There are two major schools of song-leading in fundy churches. The first is prone to singing every…single…verse…with all of the unbridled energy of a man building his own gallows. When these folks sing “when we’ve been there 10,000 years” they’re not kidding.
The other method of singing hymns is to religiously omit the third verse to every song. If the song contains five verses, the fourth verse may likely meet the same ignominious fate. One can only imagine that the middle verses to every hymn have been infected by liberal agents with subliminal suggestions that might result in clapping, swaying, or other mortal sins of the flesh.
Modern hymn writers, note this well.
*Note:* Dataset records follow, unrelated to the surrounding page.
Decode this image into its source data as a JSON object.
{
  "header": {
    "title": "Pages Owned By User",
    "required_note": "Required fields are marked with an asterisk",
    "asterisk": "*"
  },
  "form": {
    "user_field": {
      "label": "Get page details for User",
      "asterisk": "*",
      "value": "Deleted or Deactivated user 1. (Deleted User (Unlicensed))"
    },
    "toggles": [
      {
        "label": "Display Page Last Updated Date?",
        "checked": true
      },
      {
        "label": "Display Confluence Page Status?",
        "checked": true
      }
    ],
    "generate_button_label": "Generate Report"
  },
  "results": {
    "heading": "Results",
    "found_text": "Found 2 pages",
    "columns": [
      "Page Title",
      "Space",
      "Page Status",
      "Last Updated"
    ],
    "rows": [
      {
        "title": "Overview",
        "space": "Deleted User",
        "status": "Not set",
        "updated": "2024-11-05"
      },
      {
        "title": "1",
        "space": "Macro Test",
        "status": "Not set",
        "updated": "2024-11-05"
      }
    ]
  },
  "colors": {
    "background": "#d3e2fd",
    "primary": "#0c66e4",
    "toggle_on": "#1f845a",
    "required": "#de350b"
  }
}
My advice is just to omit writing a third verse altogether and replace it instead with single line that says “All together now on the last.” It’s what is going to happen anyway.
Ever since the days when rock and roll music first made it onto vinyl records, certain fundamentalists have been holding record burning services for their teens. This tends to work out well for for the record companies since the teens who are burning their records (or eight-tracks or tapes or CDs) will be back at the store buying new copies in not too long.
Of course, it’s not just music that meets a fiery end at these meetings. Everything from mini-skirts to Cabbage Patch dolls are a potential target for immolation. Only the heat of a church bonfire can serve to scour the earth of evil as great as this. Not to mention that it’s fun to get a bunch of teens together and play with matches.
As time has passed, technology has made it harder to get in a good old-fashioned music burning. Getting a group of teens together to delete music off their iPods just lacks some of the visual effect.
On the upside, there’s a decline in youth groups that get carried away and think that burning their drugs in a public bonfire is a good idea as well…